It was when he caught a lung infection that the congenital defects were discovered.

They might have been found earlier except that Mr Chong has Down syndrome. And though he would be breathless after walking long distances or moving heavy objects, he was unable to express his discomfort.

In August 2009, he came down with a persistent high fever. It was first diagnosed as a symptom of gout, which he suffered from, but it did not subside after treatment.

He was then given an antiviral drug for suspected influenza, but that did not help either.

After almost two weeks, his older sister, Miss Stephanie Chong, took him to hospital after she noticed that he was having trouble breathing.

She recalled: 'His lips and fingers had turned blue and his eyes were rolling upwards. I was frightened.'

A scan showed that he had a lung infection - and two holes in the heart that no one knew about.

Congenital heart disease has traditionally been seen as a childhood disease because many patients are diagnosed and treated before they reach adulthood.

About 40 to 50 per cent of Down syndrome patients have congenital heart disease and newborn babies with genetic disorders are usually screened for heart defects, said Associate Professor Quek Swee Chye, who heads the paediatric cardiology unit in National University Hospital's University Children's Medical Institute.

But Mr Chong's heart defects may have been 'silent', meaning he had no symptoms, and were therefore missed, said Prof Quek.

Babies with some types of serious and complex heart defects appear blue at birth from a lack of oxygen and these will not be missed, doctors said.

Dr Tan Teng Hong, senior consultant of the cardiology service at KK Women's and Children's Hospital, said all newborn babies are checked before being discharged.

During such a check, doctors may detect heart defects if they hear a heart murmur, pick up an abnormal pulse or observe bluish discolouration of the skin, he said.

These symptoms may surface later and be picked up by family physicians or paediatricians or through school health screening, he added.

After Mr Chong recovered from his infection, he had a procedure to correct his defects in December 2009 at National Heart Centre Singapore.
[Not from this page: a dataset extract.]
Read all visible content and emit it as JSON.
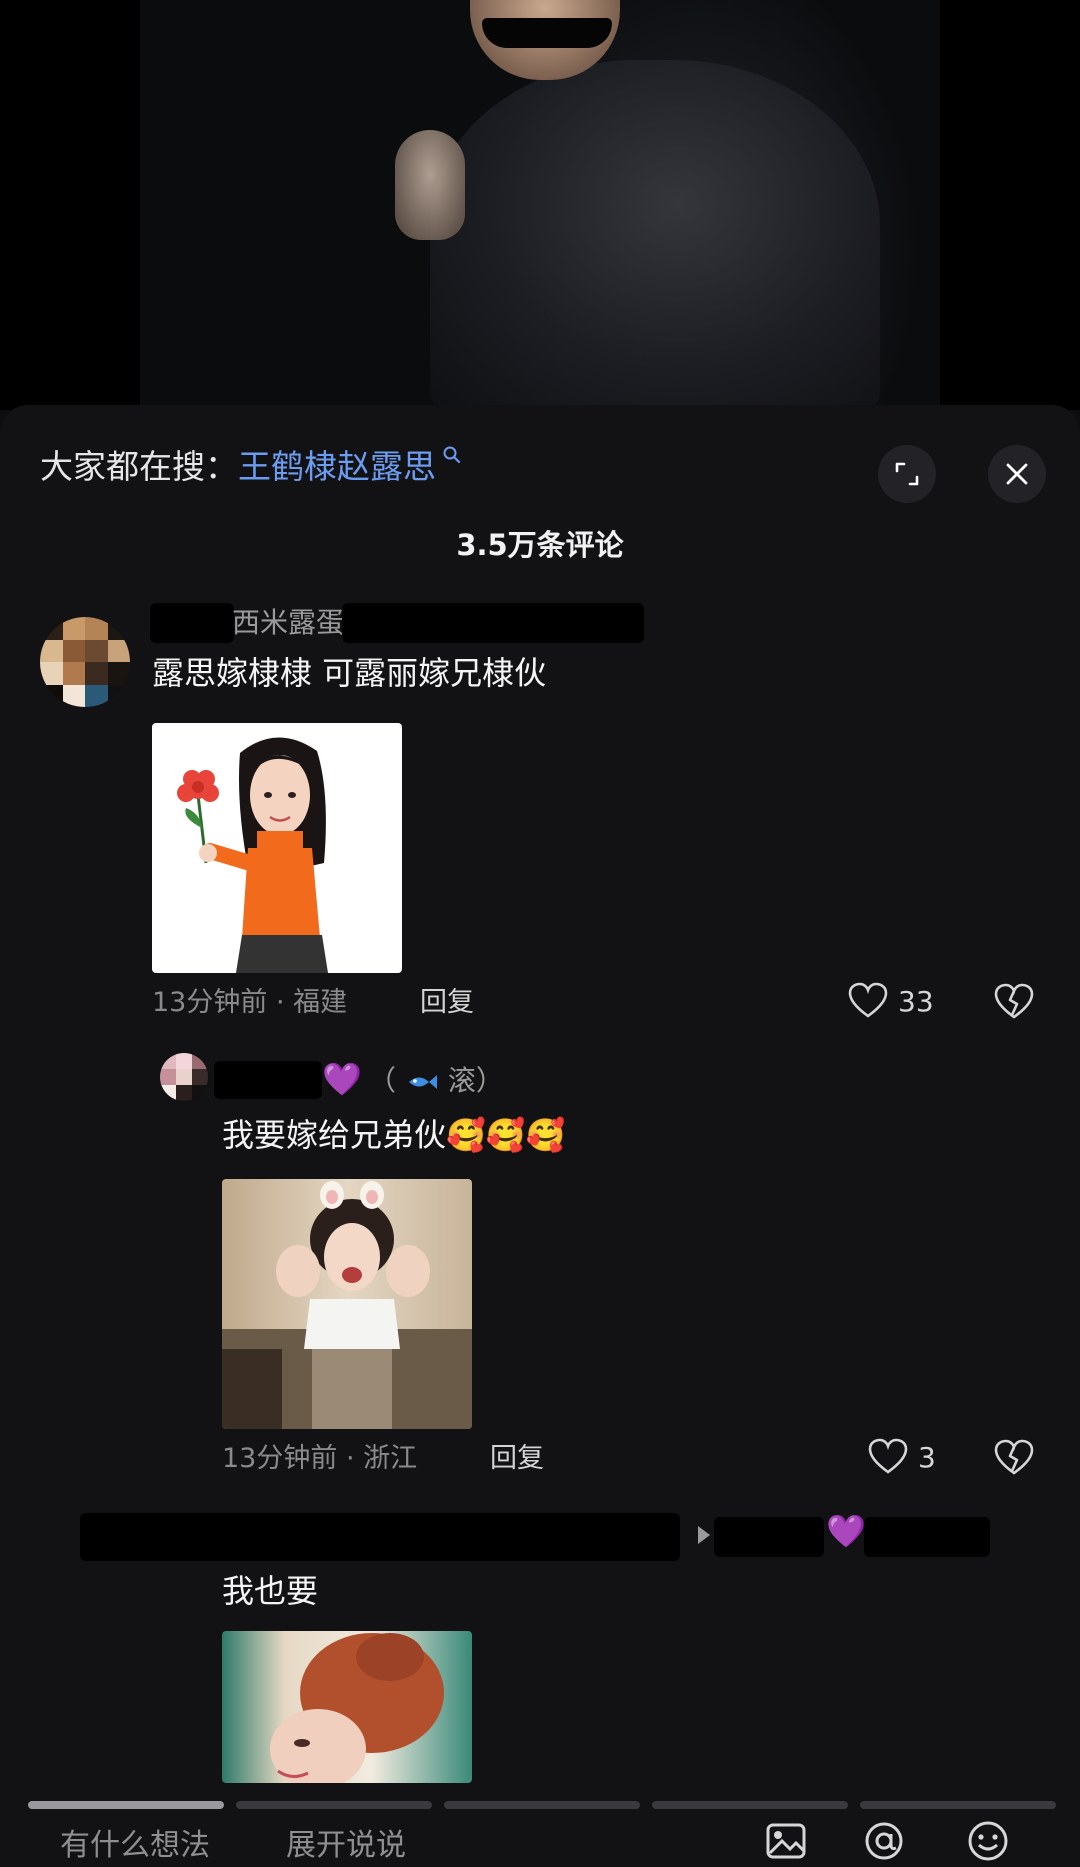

Dr Tan Ju Le, the director of its adult congenital heart disease programme, plugged a 2.1cm-wide hole - the larger of the two holes - with a device inserted through a catheter threaded along his leg vein to his heart. The top of the mushroom-shaped device also partially covered the second hole, which was 0.8cm wide.

His tissue has since grown over the device, sealing both holes. The right chamber of his heart, which had become enlarged due to the holes, is back to its normal size.

The oldest patient who had this device inserted at the National University Heart Centre, Singapore was 80 years old.

Mr Chong can now walk at a faster pace without having to sit and rest frequently.

He can also load bags of tropical fish, bred for export on his family farm and weighing up to 5kg each, onto lorries.

Miss Chong, 43, who runs the family business, said: 'Previously, when it came to loading and unloading the fish, he refused to budge from his seat. Now he just rushes to do it on his own.'

Source: The Straits Times © Singapore Press Holdings Limited. Permission required for reproduction.